Meanwhile, since South Sudan IS independent, it is now imperative for Egypt and Sudan to make the eastern states of South Sudan ungovernable. Hence, should Egypt and Sudan have to go to a Nile waters war – South Sudanese forces will not be able to stand in their way to Ethiopia. To be sure, there are numerous indigenous grassroots problems in these states – particularly Jonglei – from traditions of cattle theft to economic decay to regional rebellions by the likes of David Yau Yau. True, the absence of national infrastructure and resources complicates near-term economic recovery. However, the escalating violence throughout Jonglei makes any such effort extremely difficult. The primary reason for the rapid escalation and expansion of all local violence irrespective of the root causes is the easy and cheap availability of small arms and ammunition from across the Sudanese border. This is not by happenstance – this is one of the primary ways to make Jonglei and Upper Nile ungovernable. Simply put, many of the indigenous problems and crises in Jonglei could have been ameliorated and even resolved by now had it not been for the cross-border flow of weapons and the ensuing escalation of fratricidal violence.

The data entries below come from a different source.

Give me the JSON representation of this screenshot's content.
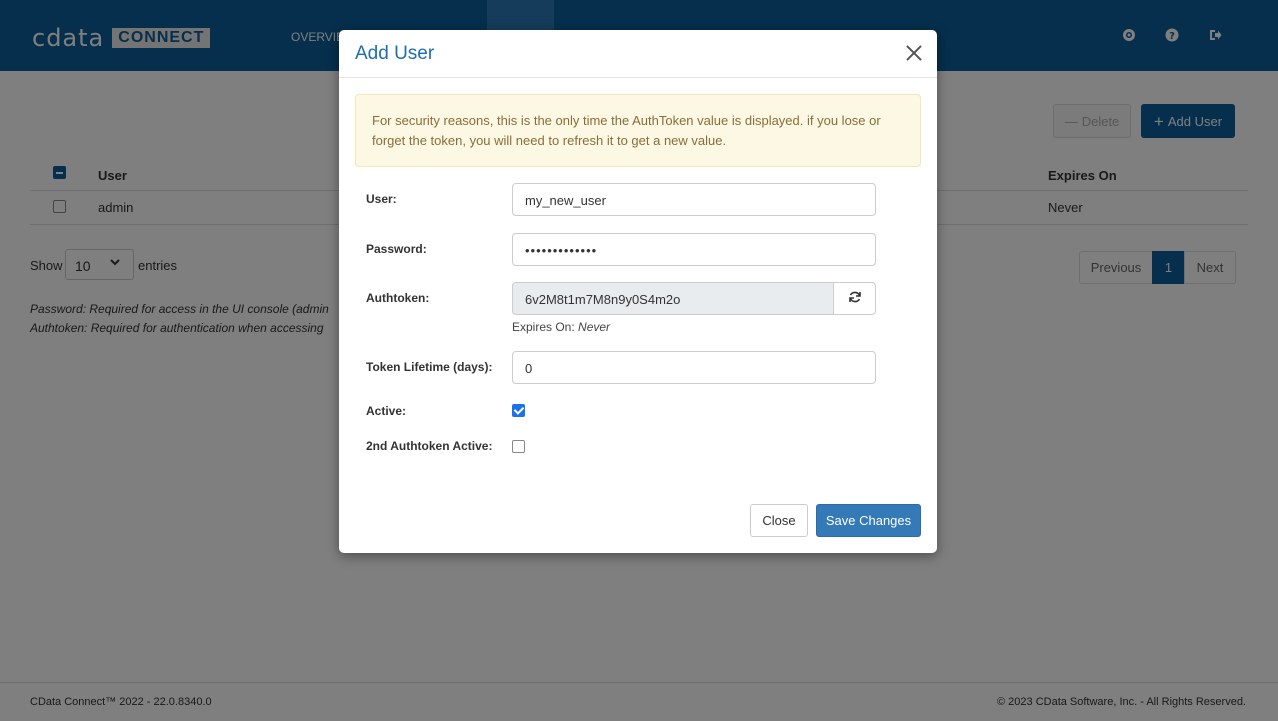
{
  "header": {
    "logo_text": "cdata",
    "logo_badge": "CONNECT",
    "nav": {
      "overview": "OVERVIE"
    },
    "icons": [
      "gear-icon",
      "help-icon",
      "logout-icon"
    ]
  },
  "toolbar": {
    "delete_label": "Delete",
    "add_user_label": "Add User"
  },
  "table": {
    "headers": {
      "user": "User",
      "expires_on": "Expires On"
    },
    "rows": [
      {
        "user": "admin",
        "expires_on": "Never"
      }
    ]
  },
  "length_menu": {
    "show": "Show",
    "value": "10",
    "entries": "entries"
  },
  "pager": {
    "previous": "Previous",
    "current": "1",
    "next": "Next"
  },
  "notes": {
    "password": "Password: Required for access in the UI console (admin",
    "authtoken": "Authtoken: Required for authentication when accessing"
  },
  "footer": {
    "version": "CData Connect™ 2022 - 22.0.8340.0",
    "copyright": "© 2023 CData Software, Inc. - All Rights Reserved."
  },
  "modal": {
    "title": "Add User",
    "alert": "For security reasons, this is the only time the AuthToken value is displayed. if you lose or forget the token, you will need to refresh it to get a new value.",
    "user_label": "User:",
    "user_value": "my_new_user",
    "password_label": "Password:",
    "password_value": "•••••••••••••",
    "authtoken_label": "Authtoken:",
    "authtoken_value": "6v2M8t1m7M8n9y0S4m2o",
    "expires_prefix": "Expires On: ",
    "expires_value": "Never",
    "lifetime_label": "Token Lifetime (days):",
    "lifetime_value": "0",
    "active_label": "Active:",
    "active_checked": true,
    "second_token_label": "2nd Authtoken Active:",
    "second_token_checked": false,
    "close_label": "Close",
    "save_label": "Save Changes"
  },
  "colors": {
    "brand": "#0b5e9a",
    "primary_button": "#337ab7",
    "modal_title": "#1d6fad",
    "alert_bg": "#fcf8e3",
    "alert_text": "#8a6d3b"
  }
}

Africa’s entire Greater Nile Basin – from the Equator to the shores of the Mediterranean – is fast becoming a crisis zone of global significance and ramifications. Ultimately, the faceoff between Egypt’s ultimatums and Ethiopia’s defiance will have to be decided – be it by agreement or by force. Till such time, tension in the entire region, including South Sudan, will keep escalating even if Egypt and Sudan do not go to war with Ethiopia. Grand strategic dynamics are already unfolding even in the absence of hostilities.
The crux of the matter for Cairo and Khartoum is NOT how much Nile waters will be lost to Ethiopia at a distant future if the construction of the dam is completed. Put in stark terms – Cairo and Khartoum cannot accept or tolerate that the African non-Moslem states will have a say on the Nile waters originating in, and running through, their own territories before reaching Sudan and Egypt. Both Cairo and Khartoum are adamant on exploiting the current crisis in order to ensure that their dominance over the entire Greater Nile Basin is accepted and unchallenged from hereon. Addis Ababa, in contrast, is adamant on capitalizing on the dam crisis in order to make the Entebe Agreement, by which the Nile Sources’ Basin states, including South Sudan, are masters of the Nile waters flowing through their lands, a viable and unchallengeable international posture. Thus, a major international crisis will ensue before these profound dichotomy and contradiction are resolved.